What is being asked:
Go line by line through the entries and show those that hold the string "active".

Data excerpts:
==*==

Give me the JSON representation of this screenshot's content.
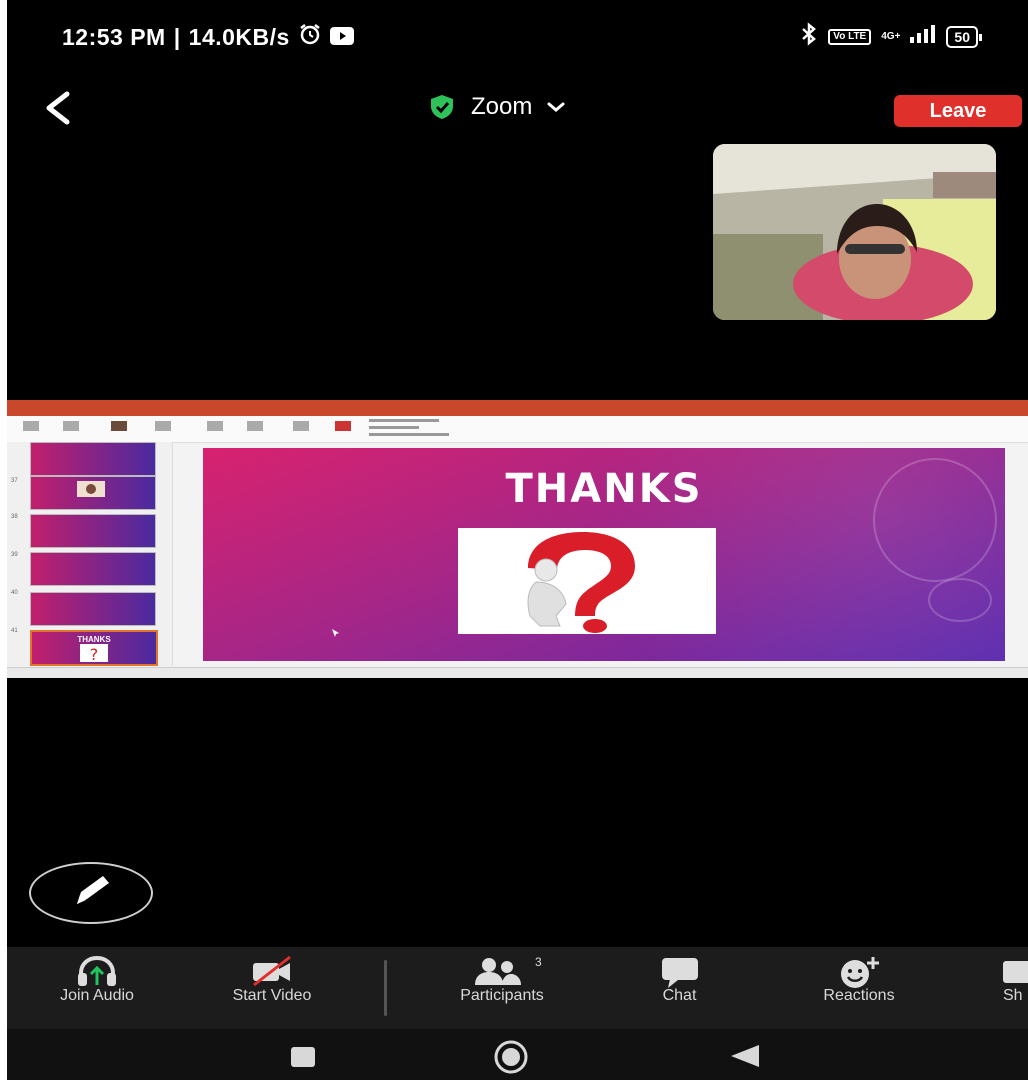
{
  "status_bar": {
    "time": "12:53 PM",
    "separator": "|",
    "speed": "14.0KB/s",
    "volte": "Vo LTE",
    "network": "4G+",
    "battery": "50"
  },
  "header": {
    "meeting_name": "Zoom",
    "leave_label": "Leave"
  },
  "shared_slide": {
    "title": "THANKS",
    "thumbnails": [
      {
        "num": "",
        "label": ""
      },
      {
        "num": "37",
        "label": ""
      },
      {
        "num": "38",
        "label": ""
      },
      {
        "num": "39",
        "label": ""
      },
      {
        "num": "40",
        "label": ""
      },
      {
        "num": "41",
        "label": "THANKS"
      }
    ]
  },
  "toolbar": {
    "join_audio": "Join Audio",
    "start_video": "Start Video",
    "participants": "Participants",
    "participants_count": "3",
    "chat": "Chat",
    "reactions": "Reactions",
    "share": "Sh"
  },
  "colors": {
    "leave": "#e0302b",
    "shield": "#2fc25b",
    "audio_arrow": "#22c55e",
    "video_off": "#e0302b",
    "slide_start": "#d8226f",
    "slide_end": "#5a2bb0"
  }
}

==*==

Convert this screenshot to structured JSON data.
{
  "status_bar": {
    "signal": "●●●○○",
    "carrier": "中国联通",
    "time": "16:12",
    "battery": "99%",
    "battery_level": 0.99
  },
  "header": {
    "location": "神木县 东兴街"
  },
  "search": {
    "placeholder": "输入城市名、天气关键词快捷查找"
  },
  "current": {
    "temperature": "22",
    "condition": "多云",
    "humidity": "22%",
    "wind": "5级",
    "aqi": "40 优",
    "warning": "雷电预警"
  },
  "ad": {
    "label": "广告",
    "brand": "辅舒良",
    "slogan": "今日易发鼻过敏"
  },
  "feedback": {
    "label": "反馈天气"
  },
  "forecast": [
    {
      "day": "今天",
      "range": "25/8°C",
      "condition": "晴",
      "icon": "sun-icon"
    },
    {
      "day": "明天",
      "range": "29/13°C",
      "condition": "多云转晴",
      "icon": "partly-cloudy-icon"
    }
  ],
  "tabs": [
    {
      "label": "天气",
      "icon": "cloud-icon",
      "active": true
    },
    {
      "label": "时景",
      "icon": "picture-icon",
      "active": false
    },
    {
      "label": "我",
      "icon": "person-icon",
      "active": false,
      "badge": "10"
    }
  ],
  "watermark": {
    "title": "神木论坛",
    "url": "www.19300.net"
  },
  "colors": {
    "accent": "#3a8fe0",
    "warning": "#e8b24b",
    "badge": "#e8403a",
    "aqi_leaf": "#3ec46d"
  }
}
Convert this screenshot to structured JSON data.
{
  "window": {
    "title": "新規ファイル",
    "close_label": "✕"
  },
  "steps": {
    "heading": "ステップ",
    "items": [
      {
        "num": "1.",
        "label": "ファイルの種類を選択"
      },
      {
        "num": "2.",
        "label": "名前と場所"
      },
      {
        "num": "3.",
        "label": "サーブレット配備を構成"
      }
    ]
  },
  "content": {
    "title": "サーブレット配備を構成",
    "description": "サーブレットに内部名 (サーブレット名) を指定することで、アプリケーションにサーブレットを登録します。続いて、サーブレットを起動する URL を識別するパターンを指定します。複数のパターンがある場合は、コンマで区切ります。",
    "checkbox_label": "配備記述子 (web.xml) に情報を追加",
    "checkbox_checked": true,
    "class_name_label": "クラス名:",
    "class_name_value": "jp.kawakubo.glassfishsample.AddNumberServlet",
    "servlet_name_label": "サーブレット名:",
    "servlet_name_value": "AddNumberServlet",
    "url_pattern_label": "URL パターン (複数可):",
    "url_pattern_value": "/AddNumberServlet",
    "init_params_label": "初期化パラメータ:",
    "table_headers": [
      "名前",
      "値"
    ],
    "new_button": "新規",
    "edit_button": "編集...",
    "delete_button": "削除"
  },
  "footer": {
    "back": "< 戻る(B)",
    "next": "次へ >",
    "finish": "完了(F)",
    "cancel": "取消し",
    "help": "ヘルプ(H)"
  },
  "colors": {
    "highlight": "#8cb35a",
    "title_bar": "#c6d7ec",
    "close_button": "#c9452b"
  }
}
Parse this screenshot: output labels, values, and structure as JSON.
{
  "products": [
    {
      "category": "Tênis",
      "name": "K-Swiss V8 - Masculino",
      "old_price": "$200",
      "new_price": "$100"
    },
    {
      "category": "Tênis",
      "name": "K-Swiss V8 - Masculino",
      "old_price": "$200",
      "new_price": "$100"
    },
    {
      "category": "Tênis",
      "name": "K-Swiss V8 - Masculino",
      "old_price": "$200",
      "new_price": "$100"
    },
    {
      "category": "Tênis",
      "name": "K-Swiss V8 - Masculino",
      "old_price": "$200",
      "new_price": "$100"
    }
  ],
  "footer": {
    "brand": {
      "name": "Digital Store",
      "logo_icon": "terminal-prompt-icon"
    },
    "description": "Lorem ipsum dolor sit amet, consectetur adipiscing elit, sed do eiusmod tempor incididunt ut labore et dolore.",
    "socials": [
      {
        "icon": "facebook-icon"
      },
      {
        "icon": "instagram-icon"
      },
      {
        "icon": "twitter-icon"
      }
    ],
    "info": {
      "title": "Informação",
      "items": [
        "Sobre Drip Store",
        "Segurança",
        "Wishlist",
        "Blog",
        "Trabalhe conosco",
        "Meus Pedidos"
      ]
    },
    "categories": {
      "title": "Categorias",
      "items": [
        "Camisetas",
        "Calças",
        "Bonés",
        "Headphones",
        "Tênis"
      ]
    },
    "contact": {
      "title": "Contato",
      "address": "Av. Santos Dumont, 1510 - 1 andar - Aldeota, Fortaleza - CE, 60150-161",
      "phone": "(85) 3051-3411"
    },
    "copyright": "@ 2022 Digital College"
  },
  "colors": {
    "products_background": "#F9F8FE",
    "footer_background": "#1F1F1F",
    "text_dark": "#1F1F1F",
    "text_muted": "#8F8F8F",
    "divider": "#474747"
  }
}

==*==

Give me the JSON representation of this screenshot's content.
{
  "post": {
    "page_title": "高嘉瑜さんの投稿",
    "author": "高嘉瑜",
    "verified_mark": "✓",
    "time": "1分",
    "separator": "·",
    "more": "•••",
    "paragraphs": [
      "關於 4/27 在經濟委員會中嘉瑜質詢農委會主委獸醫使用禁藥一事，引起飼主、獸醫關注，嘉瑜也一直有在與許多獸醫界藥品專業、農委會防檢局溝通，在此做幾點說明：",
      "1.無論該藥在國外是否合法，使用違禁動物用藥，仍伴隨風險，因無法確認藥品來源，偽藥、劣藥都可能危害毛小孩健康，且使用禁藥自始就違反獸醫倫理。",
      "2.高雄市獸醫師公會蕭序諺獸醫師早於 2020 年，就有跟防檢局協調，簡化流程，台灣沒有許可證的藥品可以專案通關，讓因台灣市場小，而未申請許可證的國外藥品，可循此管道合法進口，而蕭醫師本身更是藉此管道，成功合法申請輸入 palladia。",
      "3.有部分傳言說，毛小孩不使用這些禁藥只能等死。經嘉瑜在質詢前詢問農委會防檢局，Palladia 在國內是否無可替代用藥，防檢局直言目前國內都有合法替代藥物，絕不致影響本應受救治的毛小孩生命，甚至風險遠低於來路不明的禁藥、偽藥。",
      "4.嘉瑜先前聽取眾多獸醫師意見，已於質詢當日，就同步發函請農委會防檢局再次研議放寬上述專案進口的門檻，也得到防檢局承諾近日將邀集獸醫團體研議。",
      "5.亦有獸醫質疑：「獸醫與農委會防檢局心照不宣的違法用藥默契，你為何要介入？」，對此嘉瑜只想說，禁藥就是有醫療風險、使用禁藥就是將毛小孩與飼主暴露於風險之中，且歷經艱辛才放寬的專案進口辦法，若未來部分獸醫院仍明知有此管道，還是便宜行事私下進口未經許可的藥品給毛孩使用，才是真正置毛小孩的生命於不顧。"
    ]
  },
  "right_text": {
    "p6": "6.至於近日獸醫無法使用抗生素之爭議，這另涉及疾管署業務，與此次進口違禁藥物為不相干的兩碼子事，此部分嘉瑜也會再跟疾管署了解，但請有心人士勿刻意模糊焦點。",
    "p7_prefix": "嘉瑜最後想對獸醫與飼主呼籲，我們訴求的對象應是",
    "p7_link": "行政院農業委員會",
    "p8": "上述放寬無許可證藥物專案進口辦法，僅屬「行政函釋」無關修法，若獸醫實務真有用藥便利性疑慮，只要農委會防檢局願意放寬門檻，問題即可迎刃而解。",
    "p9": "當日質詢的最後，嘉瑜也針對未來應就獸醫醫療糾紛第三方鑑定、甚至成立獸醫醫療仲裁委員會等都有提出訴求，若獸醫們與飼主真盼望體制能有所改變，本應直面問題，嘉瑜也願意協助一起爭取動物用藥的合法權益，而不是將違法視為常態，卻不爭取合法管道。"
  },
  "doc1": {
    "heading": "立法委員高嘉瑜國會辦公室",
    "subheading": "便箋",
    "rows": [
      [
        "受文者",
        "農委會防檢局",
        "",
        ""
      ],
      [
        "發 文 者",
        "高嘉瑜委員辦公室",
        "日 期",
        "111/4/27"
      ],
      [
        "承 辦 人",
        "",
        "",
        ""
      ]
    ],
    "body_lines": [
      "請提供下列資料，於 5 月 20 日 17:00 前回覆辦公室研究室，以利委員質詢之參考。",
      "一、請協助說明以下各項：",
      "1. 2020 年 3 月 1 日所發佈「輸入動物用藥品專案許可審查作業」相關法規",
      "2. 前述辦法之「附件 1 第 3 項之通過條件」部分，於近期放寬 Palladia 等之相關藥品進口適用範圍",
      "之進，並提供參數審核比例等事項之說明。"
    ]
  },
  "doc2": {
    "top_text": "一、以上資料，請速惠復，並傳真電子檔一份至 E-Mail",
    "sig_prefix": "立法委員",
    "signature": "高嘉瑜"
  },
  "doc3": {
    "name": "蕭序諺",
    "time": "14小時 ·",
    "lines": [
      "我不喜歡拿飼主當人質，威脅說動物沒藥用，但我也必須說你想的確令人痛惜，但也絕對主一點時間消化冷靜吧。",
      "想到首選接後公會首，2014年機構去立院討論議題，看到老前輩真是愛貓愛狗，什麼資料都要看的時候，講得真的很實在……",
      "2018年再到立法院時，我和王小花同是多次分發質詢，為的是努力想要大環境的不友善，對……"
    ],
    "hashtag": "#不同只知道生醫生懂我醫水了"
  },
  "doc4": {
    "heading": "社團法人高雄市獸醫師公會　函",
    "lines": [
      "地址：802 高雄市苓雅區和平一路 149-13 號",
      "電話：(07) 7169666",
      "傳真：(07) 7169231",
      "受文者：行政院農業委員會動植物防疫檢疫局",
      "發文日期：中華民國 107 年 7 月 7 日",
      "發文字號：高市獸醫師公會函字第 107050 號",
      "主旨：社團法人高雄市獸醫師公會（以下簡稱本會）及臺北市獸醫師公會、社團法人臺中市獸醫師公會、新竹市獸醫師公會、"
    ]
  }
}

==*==

Output of the task:
      "active": true
      "active": false
      "active": false,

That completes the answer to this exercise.